West Coast Florida
Lucia di Lammermoor
Lucia di Lammermoor requires a soprano of the highest order; her mad scene is not for beginners and Kathleen Kim delivered the goods throughout the long very difficult role. The opening fountain scene, introduced by the famous harp solo fabulously played by Megan Levin is beautifully sung with endless legato. Ms. Kim is not a natural born actress, but with strong direction she can be very effective. Here, though she delivers a performance that draws its excitement from her singing, her acting could have had more definition. The mad scene in act three, which is what many people come to see, is beautifully delivered. Ms. Kim has a smallish coloratura soprano, best in its upper reaches. I was brought up in an era of bigger voiced singers specializing in this repertoire. The Met recently has fielded some singers who have not vocalized the part with nearly the excitement that Ms Kim does. Her interaction with the flute obbligato (played by Marie Tachouet) in the slow section is real virtuoso singing. The cabaletta rises to even more exciting heights as she tosses off d's, and e's above high C. At the performance I attended, the audience went wild. She is well matched by the Edgardo of Joshua Kohl, the most Italianate of the performance's voices. There is the right kind of heft or squillo in everything he sings. He also exhibits a firm legato which is a key ingredient for this part. Lee Poulis as Lucia's brother Enrico and Young-Bok Kim as tutor Raimondo fill out the household honorably, although the cutting of the scene between the two robs both roles of some of their importance.

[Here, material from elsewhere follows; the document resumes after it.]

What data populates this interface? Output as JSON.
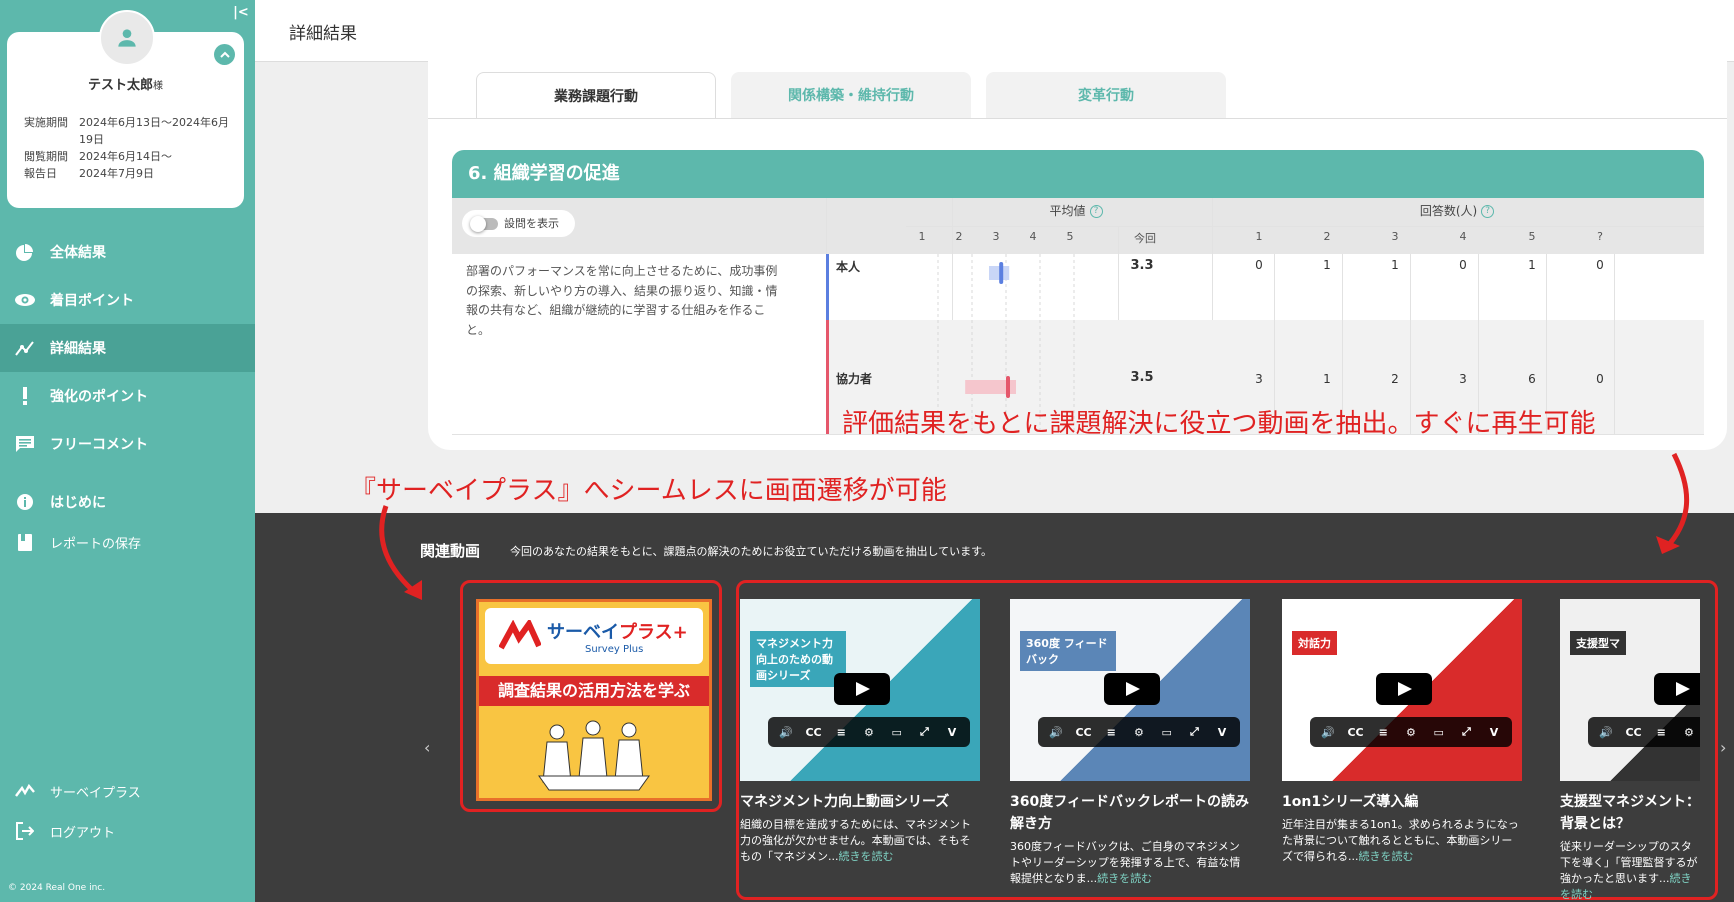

Sarasota Opera offers traditional settings by Robert O'Hearn and costumes by Howard Tsvi Kaplan. Very traditional opera directing by Brian Robertson does not allow the story to catch fire dramatically. It is possible to follow the story, but the relationships remain generic when they might be more interesting if more specific. The result is a chance to hear a very decent live performance of a cornerstone of Italian Opera. One can obtain recordings with super star sopranos, several of whom made Lucia an important part of their repertoire, but it is not possible to duplicate the visceral excitement of live, as I mentioned before.
Conductor Anthony Barrese leads a nice Italianate performance, with everything in place. The entire orchestra plays better than I have heard in medium sized European Opera companies, perhaps helped by years of training under Maestro di Renzi. The horns (Eric Bell, Lyndsie Wilson, and Mackenzie Merrill-Wick), very prominent in the openings of several scenes, play especially beautifully, and French Horns are not easy to play. This is a great chance to hear a very good performance of perhaps the best know bel canto opera in the repertoire.
Sarasota Opera presents Donizetti's Lucia di Lammermoor through March 23. 61 N. Pineapple Avenue, Sarasota. For tickets and information call (941) 366-8450 or visit www.sarasotaopera.org.
Conductor: Anthony Barrese